We have to define our own input pattern and output fields in SerDeProperties, and we will learn how to deal with such input patterns in this post and in future posts on various types of data.
Let us consider the below as an example.
Our aim is split this data into fields and store in Hive table.
So, let’s start the exercise.
CREATE TABLE sampleTab1(col1 string, col2 string)
ROW FORMAT SERDE ‘org.apache.hadoop.hive.serde2.RegexSerDe’
“input.regex”=”([^ ]*)\\$([^ ]*)“,
STORED AS TEXTFILE;
Let me explain the input regular expression referenced above. ^ is a symbol to signify that it’s the beginning of the line. The asterisk sign means zero or more characters. Now, [^ ] means that we are instructing Hive to start capturing the character by ignoring the space; this means that only one character is about to be captured. But the asterisk symbol instructs Hive to grab a string of zero or more characters. \$ means that we’re asking Hive to overlook the dollar sign between the strings.
We have created the table with the regular expression, now it’s time to load the data and see if its working.
LOAD DATA LOCAL INPATH ‘Desktop/DollarDelimter.txt’ INTO TABLE sampleTab1;
Please remember, it’s a sample data. In reality, we don’t need to use regular expression if the data is in this format. The data can be split in different ways as mentioned below.
CREATE TABLE Test5(col1 INT, col2 int)
ROW FORMAT DELIMITED
FIELDS TERMINATED BY ‘$’;
LOAD DATA LOCAL INPATH ‘Desktop/DollarDelimter.txt’ INTO TABLE Test5;
Another method is using “SPLIT” function:
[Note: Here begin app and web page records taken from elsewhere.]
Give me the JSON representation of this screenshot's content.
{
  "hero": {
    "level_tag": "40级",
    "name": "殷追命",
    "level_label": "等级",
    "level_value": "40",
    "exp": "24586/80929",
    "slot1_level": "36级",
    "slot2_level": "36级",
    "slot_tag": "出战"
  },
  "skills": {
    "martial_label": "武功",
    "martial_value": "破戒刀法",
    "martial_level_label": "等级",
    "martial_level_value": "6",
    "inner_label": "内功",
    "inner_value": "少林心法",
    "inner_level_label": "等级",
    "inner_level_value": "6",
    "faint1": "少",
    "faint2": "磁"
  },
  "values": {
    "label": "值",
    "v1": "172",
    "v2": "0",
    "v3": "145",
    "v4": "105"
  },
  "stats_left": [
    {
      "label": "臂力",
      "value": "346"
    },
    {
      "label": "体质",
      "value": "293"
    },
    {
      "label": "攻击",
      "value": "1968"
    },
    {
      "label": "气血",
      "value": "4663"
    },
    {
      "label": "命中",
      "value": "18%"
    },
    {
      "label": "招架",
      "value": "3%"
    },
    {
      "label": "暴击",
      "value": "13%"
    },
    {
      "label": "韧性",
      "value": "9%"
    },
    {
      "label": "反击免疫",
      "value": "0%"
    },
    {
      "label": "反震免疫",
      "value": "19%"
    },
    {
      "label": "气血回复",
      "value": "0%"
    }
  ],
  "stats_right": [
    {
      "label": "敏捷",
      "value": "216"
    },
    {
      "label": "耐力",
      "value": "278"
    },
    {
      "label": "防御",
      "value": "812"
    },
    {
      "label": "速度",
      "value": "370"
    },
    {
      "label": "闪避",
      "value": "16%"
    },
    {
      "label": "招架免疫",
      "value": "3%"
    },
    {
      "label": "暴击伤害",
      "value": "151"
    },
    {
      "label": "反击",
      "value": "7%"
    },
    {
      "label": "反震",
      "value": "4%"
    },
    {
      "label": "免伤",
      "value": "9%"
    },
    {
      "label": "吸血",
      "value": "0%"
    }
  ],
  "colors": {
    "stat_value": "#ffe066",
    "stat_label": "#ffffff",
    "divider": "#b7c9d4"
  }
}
Let’s create a dummy table to hold the data.
CREATE TABLE sampleTest(data string);
The entire line will be considered as a string here.
Let’s load the data into the table.
LOAD DATA LOCAL INPATH ‘Desktop/DollarDelimter.txt’ INTO TABLE sampleTest;
Now, let us create the table with the column names with proper data types.
CREATE TBALE sampleTest1(col1 INT, col2 INT)
Use the split function to split and cast function to convert the data type to INT.
INSERT INTO sampleTest1
SELECT CAST(split(data, ‘\\$’) AS INT),
CAST(split(data,’\\$’) AS INT) FROM sampleTest;
This is an example for practice.
Let’s do some more exercises on regular expressions. Click here for the next part.